[Source material Boundary: Start]

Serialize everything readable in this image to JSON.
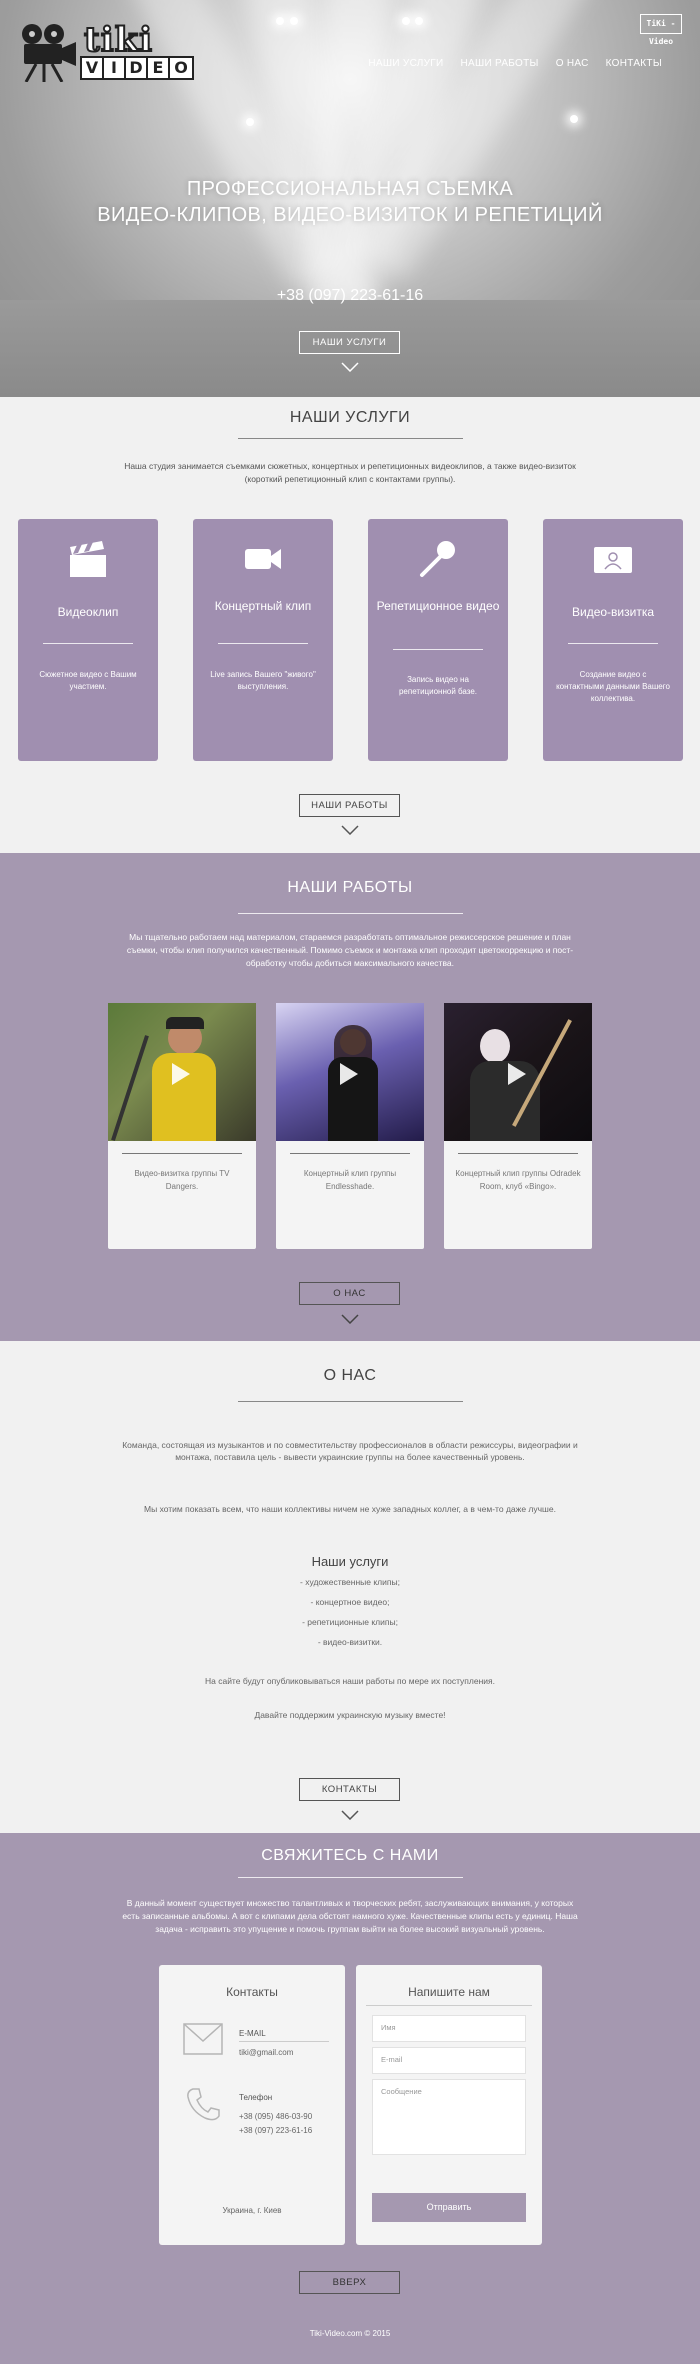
{
  "brand": {
    "logo_top": "tiki",
    "logo_letters": [
      "V",
      "I",
      "D",
      "E",
      "O"
    ],
    "badge": "TiKi - Video"
  },
  "nav": [
    "НАШИ УСЛУГИ",
    "НАШИ РАБОТЫ",
    "О НАС",
    "КОНТАКТЫ"
  ],
  "hero": {
    "title_line1": "ПРОФЕССИОНАЛЬНАЯ СЪЕМКА",
    "title_line2": "ВИДЕО-КЛИПОВ, ВИДЕО-ВИЗИТОК И РЕПЕТИЦИЙ",
    "phone": "+38 (097) 223-61-16",
    "button": "НАШИ УСЛУГИ"
  },
  "services": {
    "title": "НАШИ УСЛУГИ",
    "intro": "Наша студия занимается съемками сюжетных, концертных и репетиционных видеоклипов, а также видео-визиток (короткий репетиционный клип с контактами группы).",
    "cards": [
      {
        "name": "Видеоклип",
        "desc": "Сюжетное видео с Вашим участием.",
        "icon": "clapperboard-icon"
      },
      {
        "name": "Концертный клип",
        "desc": "Live запись Вашего \"живого\" выступления.",
        "icon": "video-camera-icon"
      },
      {
        "name": "Репетиционное видео",
        "desc": "Запись видео на репетиционной базе.",
        "icon": "microphone-icon"
      },
      {
        "name": "Видео-визитка",
        "desc": "Создание видео с контактными данными Вашего коллектива.",
        "icon": "id-card-icon"
      }
    ],
    "button": "НАШИ РАБОТЫ"
  },
  "works": {
    "title": "НАШИ РАБОТЫ",
    "intro": "Мы тщательно работаем над материалом, стараемся разработать оптимальное режиссерское решение и план съемки, чтобы клип получился качественный. Помимо съемок и монтажа клип проходит цветокоррекцию и пост-обработку чтобы добиться максимального качества.",
    "items": [
      {
        "caption": "Видео-визитка группы TV Dangers."
      },
      {
        "caption": "Концертный клип группы Endlesshade."
      },
      {
        "caption": "Концертный клип группы Odradek Room, клуб «Bingo»."
      }
    ],
    "button": "О НАС"
  },
  "about": {
    "title": "О НАС",
    "p1": "Команда, состоящая из музыкантов и по совместительству профессионалов в области режиссуры, видеографии и монтажа, поставила цель - вывести украинские группы на более качественный уровень.",
    "p2": "Мы хотим показать всем, что наши коллективы ничем не хуже западных коллег, а в чем-то даже лучше.",
    "subtitle": "Наши услуги",
    "list": [
      "- художественные клипы;",
      "- концертное видео;",
      "- репетиционные клипы;",
      "- видео-визитки."
    ],
    "p3": "На сайте будут опубликовываться наши работы по мере их поступления.",
    "p4": "Давайте поддержим украинскую музыку вместе!",
    "button": "КОНТАКТЫ"
  },
  "contact": {
    "title": "СВЯЖИТЕСЬ С НАМИ",
    "intro": "В данный момент существует множество талантливых и творческих ребят, заслуживающих внимания, у которых есть записанные альбомы. А вот с клипами дела обстоят намного хуже. Качественные клипы есть у единиц. Наша задача - исправить это упущение и помочь группам выйти на более высокий визуальный уровень.",
    "card_title": "Контакты",
    "email_label": "E-MAIL",
    "email": "tiki@gmail.com",
    "phone_label": "Телефон",
    "phones": [
      "+38 (095) 486-03-90",
      "+38 (097) 223-61-16"
    ],
    "location": "Украина, г. Киев",
    "form_title": "Напишите нам",
    "name_placeholder": "Имя",
    "email_placeholder": "E-mail",
    "message_placeholder": "Сообщение",
    "send": "Отправить",
    "top_button": "ВВЕРХ",
    "footer": "Tiki-Video.com © 2015"
  },
  "colors": {
    "accent": "#a598b0",
    "card": "#a08fb0"
  }
}
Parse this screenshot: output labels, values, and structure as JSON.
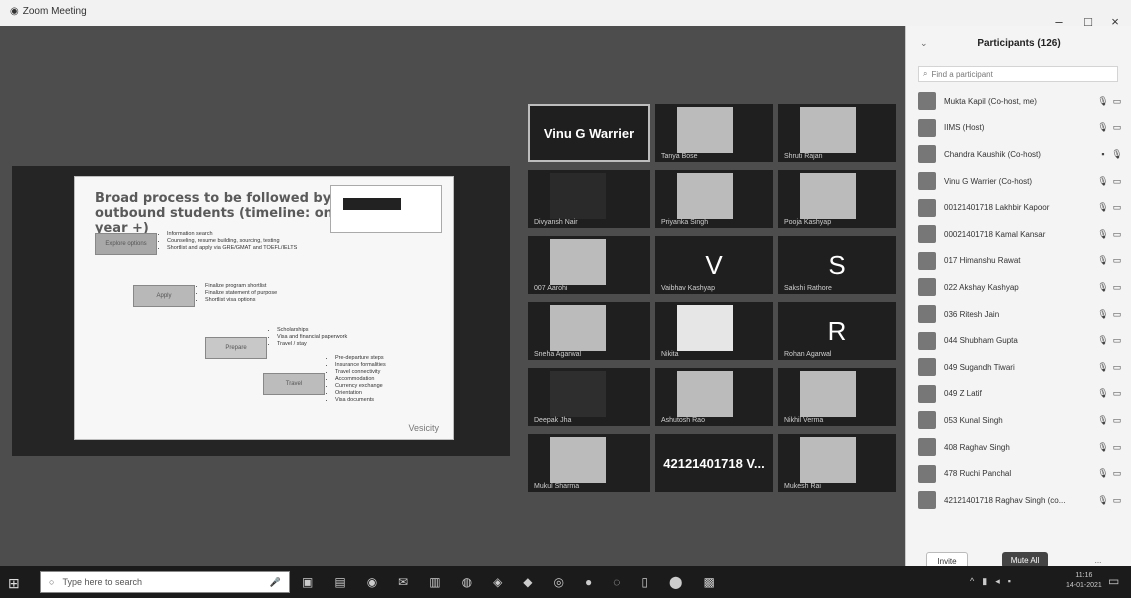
{
  "window": {
    "app_title": "Zoom Meeting",
    "app_icon": "zoom-icon",
    "minimize": "–",
    "maximize": "□",
    "close": "×"
  },
  "share": {
    "title": "Broad process to be followed by outbound students (timeline: one year +)",
    "boxes": [
      {
        "label": "Explore options"
      },
      {
        "label": "Apply"
      },
      {
        "label": "Prepare"
      },
      {
        "label": "Travel"
      }
    ],
    "lists": [
      [
        "Information search",
        "Counseling, resume building, sourcing, testing",
        "Shortlist and apply via GRE/GMAT and TOEFL/IELTS"
      ],
      [
        "Finalize program shortlist",
        "Finalize statement of purpose",
        "Shortlist visa options"
      ],
      [
        "Scholarships",
        "Visa and financial paperwork",
        "Travel / stay"
      ],
      [
        "Pre-departure steps",
        "Insurance formalities",
        "Travel connectivity",
        "Accommodation",
        "Currency exchange",
        "Orientation",
        "Visa documents"
      ]
    ],
    "logo": "Vesicity"
  },
  "tiles": [
    {
      "name": "",
      "big_text": "Vinu G Warrier",
      "type": "active"
    },
    {
      "name": "Tanya Bose",
      "type": "photo"
    },
    {
      "name": "Shruti Rajan",
      "type": "photo"
    },
    {
      "name": "Divyansh Nair",
      "type": "photo"
    },
    {
      "name": "Priyanka Singh",
      "type": "photo"
    },
    {
      "name": "Pooja Kashyap",
      "type": "photo"
    },
    {
      "name": "007 Aarohi",
      "type": "photo"
    },
    {
      "name": "Vaibhav Kashyap",
      "letter": "V",
      "type": "letter"
    },
    {
      "name": "Sakshi Rathore",
      "letter": "S",
      "type": "letter"
    },
    {
      "name": "Sneha Agarwal",
      "type": "photo"
    },
    {
      "name": "Nikita",
      "type": "photo"
    },
    {
      "name": "Rohan Agarwal",
      "letter": "R",
      "type": "letter"
    },
    {
      "name": "Deepak Jha",
      "type": "photo"
    },
    {
      "name": "Ashutosh Rao",
      "type": "photo"
    },
    {
      "name": "Nikhil Verma",
      "type": "photo"
    },
    {
      "name": "Mukul Sharma",
      "type": "photo"
    },
    {
      "name": "",
      "big_text": "42121401718 V...",
      "type": "text"
    },
    {
      "name": "Mukesh Rai",
      "type": "photo"
    }
  ],
  "participants_panel": {
    "header": "Participants (126)",
    "collapse_icon": "chevron-down-icon",
    "search_placeholder": "Find a participant",
    "search_icon": "search-icon",
    "participants": [
      {
        "name": "Mukta Kapil (Co-host, me)",
        "mic": "🎙",
        "video": "▭"
      },
      {
        "name": "IIMS (Host)",
        "mic": "🎙",
        "video": "▭"
      },
      {
        "name": "Chandra Kaushik (Co-host)",
        "mic": "▪",
        "video": "🎙"
      },
      {
        "name": "Vinu G Warrier (Co-host)",
        "mic": "🎙",
        "video": "▭"
      },
      {
        "name": "00121401718 Lakhbir Kapoor",
        "mic": "🎙",
        "video": "▭"
      },
      {
        "name": "00021401718 Kamal Kansar",
        "mic": "🎙",
        "video": "▭"
      },
      {
        "name": "017 Himanshu Rawat",
        "mic": "🎙",
        "video": "▭"
      },
      {
        "name": "022 Akshay Kashyap",
        "mic": "🎙",
        "video": "▭"
      },
      {
        "name": "036 Ritesh Jain",
        "mic": "🎙",
        "video": "▭"
      },
      {
        "name": "044 Shubham Gupta",
        "mic": "🎙",
        "video": "▭"
      },
      {
        "name": "049 Sugandh Tiwari",
        "mic": "🎙",
        "video": "▭"
      },
      {
        "name": "049 Z Latif",
        "mic": "🎙",
        "video": "▭"
      },
      {
        "name": "053 Kunal Singh",
        "mic": "🎙",
        "video": "▭"
      },
      {
        "name": "408 Raghav Singh",
        "mic": "🎙",
        "video": "▭"
      },
      {
        "name": "478 Ruchi Panchal",
        "mic": "🎙",
        "video": "▭"
      },
      {
        "name": "42121401718 Raghav Singh (co...",
        "mic": "🎙",
        "video": "▭"
      }
    ],
    "invite_label": "Invite",
    "mute_all_label": "Mute All",
    "more_label": "..."
  },
  "taskbar": {
    "search_placeholder": "Type here to search",
    "start_icon": "windows-logo-icon",
    "time": "11:16",
    "date": "14-01-2021"
  }
}
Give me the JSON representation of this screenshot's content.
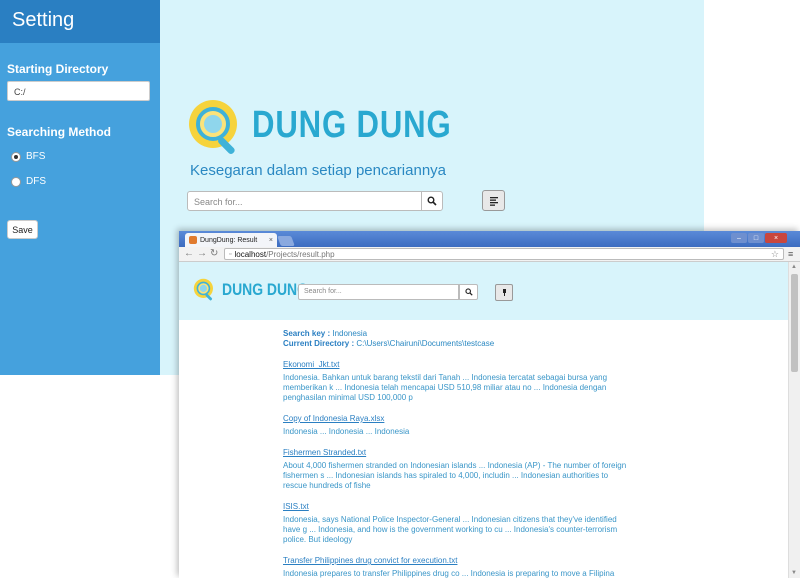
{
  "sidebar": {
    "title": "Setting",
    "starting_directory_heading": "Starting Directory",
    "starting_directory_value": "C:/",
    "searching_method_heading": "Searching Method",
    "methods": [
      {
        "label": "BFS",
        "selected": true
      },
      {
        "label": "DFS",
        "selected": false
      }
    ],
    "save_label": "Save"
  },
  "main_page": {
    "brand": "DUNG DUNG",
    "tagline": "Kesegaran dalam setiap pencariannya",
    "search_placeholder": "Search for..."
  },
  "browser": {
    "tab_title": "DungDung: Result",
    "tab_close": "×",
    "url_host": "localhost",
    "url_path": "/Projects/result.php",
    "brand": "DUNG DUNG",
    "search_placeholder": "Search for...",
    "search_key_label": "Search key :",
    "search_key_value": " Indonesia",
    "current_directory_label": "Current Directory :",
    "current_directory_value": " C:\\Users\\Chairuni\\Documents\\testcase",
    "results": [
      {
        "title": "Ekonomi_Jkt.txt",
        "snippet": "Indonesia. Bahkan untuk barang tekstil dari Tanah ... Indonesia tercatat sebagai bursa yang memberikan k ... Indonesia telah mencapai USD 510,98 miliar atau no ... Indonesia dengan penghasilan minimal USD 100,000 p"
      },
      {
        "title": "Copy of Indonesia Raya.xlsx",
        "snippet": "Indonesia ... Indonesia ... Indonesia"
      },
      {
        "title": "Fishermen Stranded.txt",
        "snippet": "About 4,000 fishermen stranded on Indonesian islands ... Indonesia (AP) - The number of foreign fishermen s ... Indonesian islands has spiraled to 4,000, includin ... Indonesian authorities to rescue hundreds of fishe"
      },
      {
        "title": "ISIS.txt",
        "snippet": "Indonesia, says National Police Inspector-General ... Indonesian citizens that they've identified have g ... Indonesia, and how is the government working to cu ... Indonesia's counter-terrorism police. But ideology"
      },
      {
        "title": "Transfer Philippines drug convict for execution.txt",
        "snippet": "Indonesia prepares to transfer Philippines drug co ... Indonesia is preparing to move a Filipina death ro ... Indonesia has harsh penalties for drug trafficking"
      }
    ]
  },
  "colors": {
    "sidebar_bg": "#45a1dd",
    "sidebar_header_bg": "#2a7fc2",
    "page_bg": "#d8f4fb",
    "brand_text": "#29a8d0",
    "link": "#2a7fc2"
  }
}
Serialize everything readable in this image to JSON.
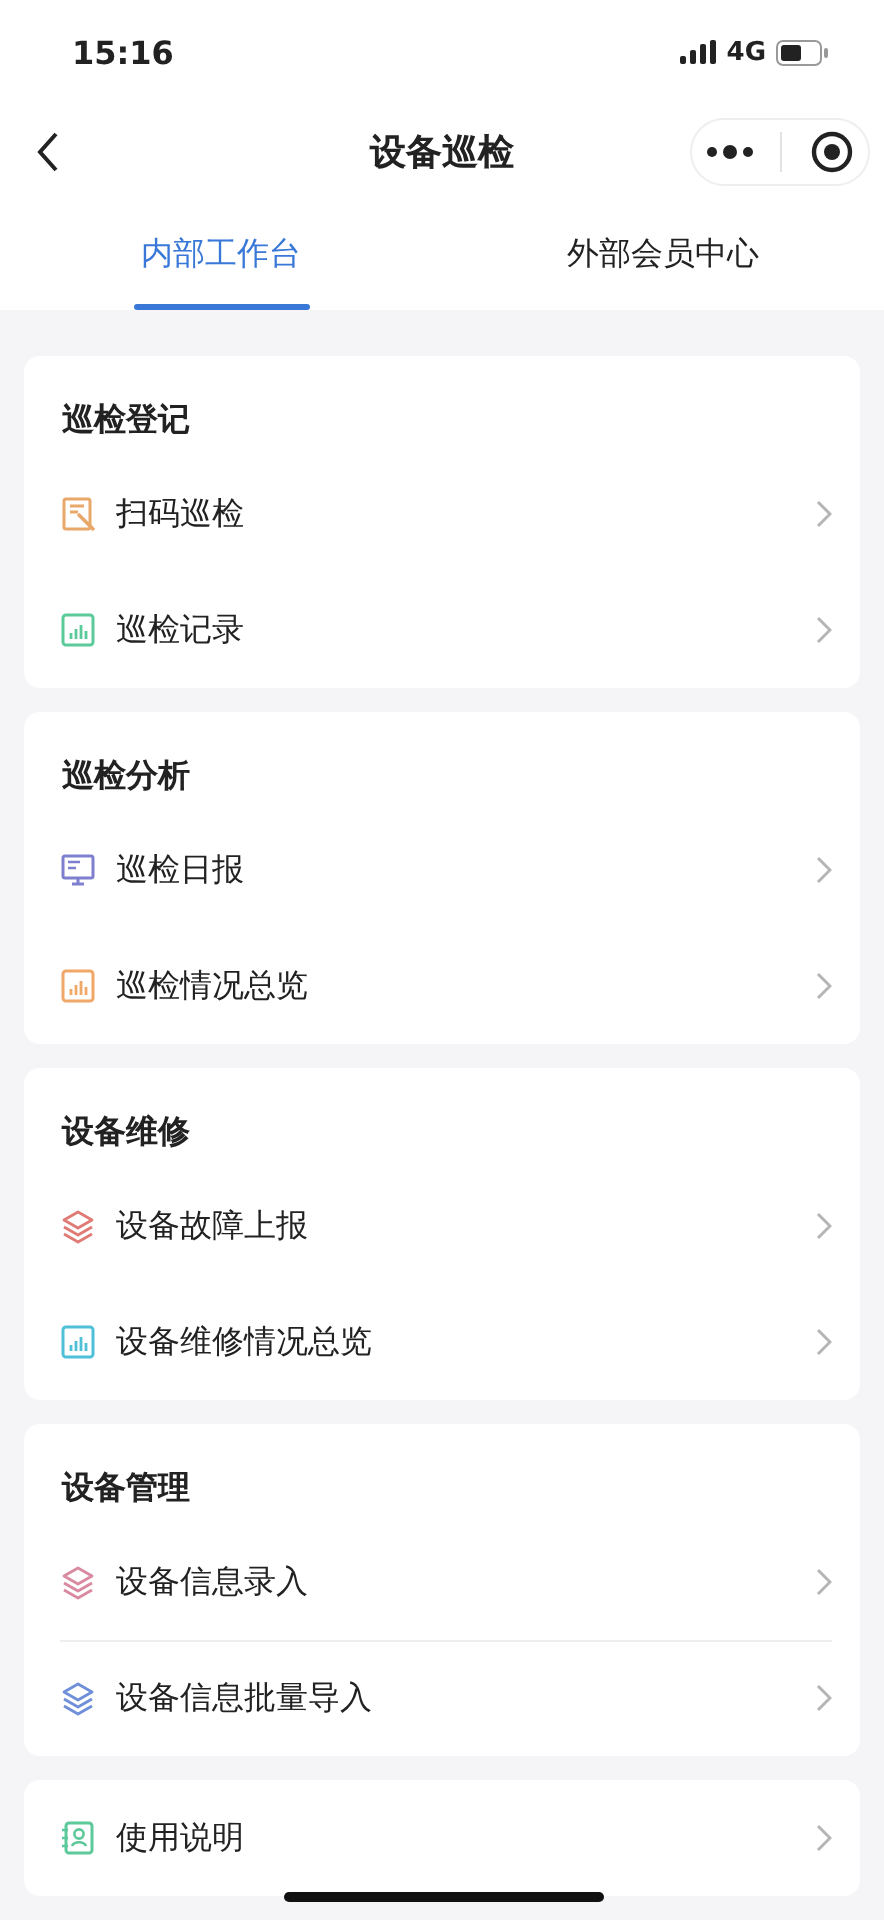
{
  "status_bar": {
    "time": "15:16",
    "network": "4G"
  },
  "nav": {
    "title": "设备巡检"
  },
  "tabs": [
    {
      "label": "内部工作台",
      "selected": true
    },
    {
      "label": "外部会员中心",
      "selected": false
    }
  ],
  "sections": [
    {
      "title": "巡检登记",
      "dividers": false,
      "items": [
        {
          "label": "扫码巡检",
          "kind": "scan",
          "color": "#e8a86a"
        },
        {
          "label": "巡检记录",
          "kind": "chart",
          "color": "#5cc99a"
        }
      ]
    },
    {
      "title": "巡检分析",
      "dividers": false,
      "items": [
        {
          "label": "巡检日报",
          "kind": "monitor",
          "color": "#7f7fd0"
        },
        {
          "label": "巡检情况总览",
          "kind": "chart",
          "color": "#f0a868"
        }
      ]
    },
    {
      "title": "设备维修",
      "dividers": false,
      "items": [
        {
          "label": "设备故障上报",
          "kind": "layers",
          "color": "#e07a74"
        },
        {
          "label": "设备维修情况总览",
          "kind": "chart",
          "color": "#4fc0d8"
        }
      ]
    },
    {
      "title": "设备管理",
      "dividers": true,
      "items": [
        {
          "label": "设备信息录入",
          "kind": "layers",
          "color": "#d98aa0"
        },
        {
          "label": "设备信息批量导入",
          "kind": "layers",
          "color": "#6f8fd8"
        }
      ]
    },
    {
      "items": [
        {
          "label": "使用说明",
          "kind": "contact",
          "color": "#5cc99a"
        }
      ]
    }
  ]
}
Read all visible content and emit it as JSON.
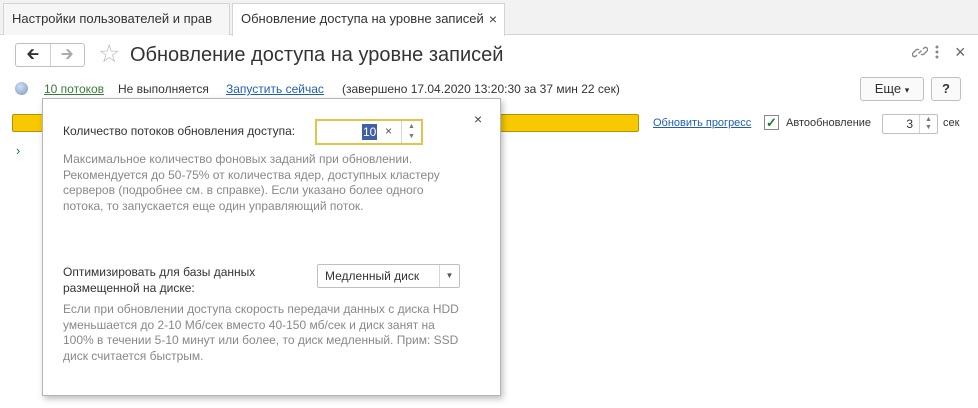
{
  "tabs": [
    {
      "label": "Настройки пользователей и прав"
    },
    {
      "label": "Обновление доступа на уровне записей",
      "close": "×"
    }
  ],
  "header": {
    "title": "Обновление доступа на уровне записей",
    "back_icon": "arrow-left-icon",
    "forward_icon": "arrow-right-icon"
  },
  "status": {
    "threads_link": "10 потоков",
    "state": "Не выполняется",
    "run_now": "Запустить сейчас",
    "finished": "(завершено 17.04.2020 13:20:30 за 37 мин 22 сек)"
  },
  "toolbar": {
    "more_label": "Еще",
    "more_arrow": "▾",
    "help_label": "?"
  },
  "progress": {
    "fraction": 1.0,
    "color": "#f8c800",
    "update_label": "Обновить прогресс",
    "auto_update_label": "Автообновление",
    "auto_update_checked": true,
    "interval_value": "3",
    "interval_unit": "сек"
  },
  "popup": {
    "threads_label": "Количество потоков обновления доступа:",
    "threads_value": "10",
    "threads_clear": "×",
    "threads_hint": "Максимальное количество фоновых заданий при обновлении. Рекомендуется до 50-75% от количества ядер, доступных кластеру серверов (подробнее см. в справке). Если указано более одного потока, то запускается еще один управляющий поток.",
    "optimize_label": "Оптимизировать для базы данных размещенной на диске:",
    "disk_value": "Медленный диск",
    "disk_hint": "Если при обновлении доступа скорость передачи данных с диска HDD уменьшается до 2-10 Мб/сек вместо 40-150 мб/сек и диск занят на 100% в течении 5-10 минут или более, то диск медленный. Прим: SSD диск считается быстрым."
  },
  "colors": {
    "accent_green": "#1b7c2c",
    "link_blue": "#1f5eb7",
    "progress_yellow": "#f8c800",
    "focus_border": "#e3c34c"
  }
}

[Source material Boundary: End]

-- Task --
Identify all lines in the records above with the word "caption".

-- Solution for this task --
        "caption": "Видео-визитка группы TV Dangers."
        "caption": "Концертный клип группы Endlesshade."
        "caption": "Концертный клип группы Odradek Room, клуб «Bingo»."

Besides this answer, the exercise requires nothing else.